acrylic on canvas; 10×10
I painted this two years ago. Each year, around this time, I come back to this painting and remember how life felt when I painted it.
It was the end of August. I had to hurry to finish the painting because the nectarines, my models, were beginning to rot in the bowl. Each time we passed the bowl on our dining room table we could smell their sweet scent.
About a month prior to painting this, we had returned to the States with our son from China. Life was raw and unfamiliar for all of us, trying to settle into one another and find our new normal. I remember sitting down during late afternoons to work on my painting, the angles of the August sun beating through the dining room window, my son upstairs napping in his crib.
For me, this painting captures the tension of August–the tension between the end of summer and the start of a new season. It reflects the sweetness of life and the impending rot of death. In this life, we cannot taste one without the other.
One of my favorite poems is “From Blossoms” by Li-Young Lee. I don’t think anyone has said it better.
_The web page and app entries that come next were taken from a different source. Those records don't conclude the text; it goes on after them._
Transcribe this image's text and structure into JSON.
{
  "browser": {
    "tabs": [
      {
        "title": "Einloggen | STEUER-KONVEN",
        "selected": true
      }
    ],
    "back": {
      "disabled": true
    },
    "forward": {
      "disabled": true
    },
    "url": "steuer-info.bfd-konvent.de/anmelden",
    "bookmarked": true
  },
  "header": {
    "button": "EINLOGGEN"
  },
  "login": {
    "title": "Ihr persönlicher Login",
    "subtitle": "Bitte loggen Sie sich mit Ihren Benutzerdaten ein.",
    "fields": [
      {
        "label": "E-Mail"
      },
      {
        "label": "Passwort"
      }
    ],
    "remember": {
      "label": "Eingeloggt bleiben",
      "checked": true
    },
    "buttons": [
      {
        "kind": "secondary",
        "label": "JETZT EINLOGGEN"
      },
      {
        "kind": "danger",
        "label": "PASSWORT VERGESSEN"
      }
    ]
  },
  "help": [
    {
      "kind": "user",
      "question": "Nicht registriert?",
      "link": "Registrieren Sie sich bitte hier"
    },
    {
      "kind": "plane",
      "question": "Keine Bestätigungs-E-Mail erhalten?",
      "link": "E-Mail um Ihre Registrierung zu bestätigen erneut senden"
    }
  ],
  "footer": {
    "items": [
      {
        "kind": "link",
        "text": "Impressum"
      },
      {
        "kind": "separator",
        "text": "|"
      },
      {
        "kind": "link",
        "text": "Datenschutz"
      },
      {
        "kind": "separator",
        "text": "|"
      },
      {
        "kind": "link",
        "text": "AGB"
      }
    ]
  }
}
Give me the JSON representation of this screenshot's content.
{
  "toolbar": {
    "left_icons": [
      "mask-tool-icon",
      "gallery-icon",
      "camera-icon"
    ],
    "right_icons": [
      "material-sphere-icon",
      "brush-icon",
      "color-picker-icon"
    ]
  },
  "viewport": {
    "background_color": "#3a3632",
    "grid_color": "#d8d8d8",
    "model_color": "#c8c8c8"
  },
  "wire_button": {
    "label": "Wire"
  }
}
Here’s an excerpt:
“O, to take what we love inside,
to carry within us an orchard, to eat
not only the skin, but the shade,
not only the sugar, but the days, to hold
the fruit in our hands, adore it, then bite into
the round jubilance of peach.
There are days we live
as if death were nowhere
in the background; from joy
to joy to joy, from wing to wing,
from blossom to blossom to
impossible blossom, to sweet impossible blossom.”